→ EXTRACTED DATA
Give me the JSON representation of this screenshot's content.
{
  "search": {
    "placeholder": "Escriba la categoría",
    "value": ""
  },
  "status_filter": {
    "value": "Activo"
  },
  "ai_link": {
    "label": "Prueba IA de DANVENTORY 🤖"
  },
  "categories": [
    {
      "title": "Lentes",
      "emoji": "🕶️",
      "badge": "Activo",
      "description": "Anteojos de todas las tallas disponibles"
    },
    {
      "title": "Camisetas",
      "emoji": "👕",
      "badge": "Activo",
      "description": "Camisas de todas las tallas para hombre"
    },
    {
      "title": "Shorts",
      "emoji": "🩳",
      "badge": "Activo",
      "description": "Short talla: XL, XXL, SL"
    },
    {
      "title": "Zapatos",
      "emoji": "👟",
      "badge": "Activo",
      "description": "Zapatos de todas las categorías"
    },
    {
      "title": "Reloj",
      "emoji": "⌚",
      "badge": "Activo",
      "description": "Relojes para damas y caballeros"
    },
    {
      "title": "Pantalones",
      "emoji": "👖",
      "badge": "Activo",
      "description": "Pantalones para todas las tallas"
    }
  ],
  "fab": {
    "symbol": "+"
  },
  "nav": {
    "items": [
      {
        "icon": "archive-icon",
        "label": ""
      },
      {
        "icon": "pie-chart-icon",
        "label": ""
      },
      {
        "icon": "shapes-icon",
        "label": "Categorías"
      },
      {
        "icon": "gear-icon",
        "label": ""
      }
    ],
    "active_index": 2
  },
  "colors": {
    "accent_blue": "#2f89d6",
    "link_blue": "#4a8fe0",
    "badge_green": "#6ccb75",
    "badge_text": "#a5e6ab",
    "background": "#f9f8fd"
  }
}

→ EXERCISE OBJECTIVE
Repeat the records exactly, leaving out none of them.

→ ANSWER FOR THIS EXERCISE
Give me the JSON representation of this screenshot's content.
{
  "search": {
    "placeholder": "Escriba la categoría",
    "value": ""
  },
  "status_filter": {
    "value": "Activo"
  },
  "ai_link": {
    "label": "Prueba IA de DANVENTORY 🤖"
  },
  "categories": [
    {
      "title": "Lentes",
      "emoji": "🕶️",
      "badge": "Activo",
      "description": "Anteojos de todas las tallas disponibles"
    },
    {
      "title": "Camisetas",
      "emoji": "👕",
      "badge": "Activo",
      "description": "Camisas de todas las tallas para hombre"
    },
    {
      "title": "Shorts",
      "emoji": "🩳",
      "badge": "Activo",
      "description": "Short talla: XL, XXL, SL"
    },
    {
      "title": "Zapatos",
      "emoji": "👟",
      "badge": "Activo",
      "description": "Zapatos de todas las categorías"
    },
    {
      "title": "Reloj",
      "emoji": "⌚",
      "badge": "Activo",
      "description": "Relojes para damas y caballeros"
    },
    {
      "title": "Pantalones",
      "emoji": "👖",
      "badge": "Activo",
      "description": "Pantalones para todas las tallas"
    }
  ],
  "fab": {
    "symbol": "+"
  },
  "nav": {
    "items": [
      {
        "icon": "archive-icon",
        "label": ""
      },
      {
        "icon": "pie-chart-icon",
        "label": ""
      },
      {
        "icon": "shapes-icon",
        "label": "Categorías"
      },
      {
        "icon": "gear-icon",
        "label": ""
      }
    ],
    "active_index": 2
  },
  "colors": {
    "accent_blue": "#2f89d6",
    "link_blue": "#4a8fe0",
    "badge_green": "#6ccb75",
    "badge_text": "#a5e6ab",
    "background": "#f9f8fd"
  }
}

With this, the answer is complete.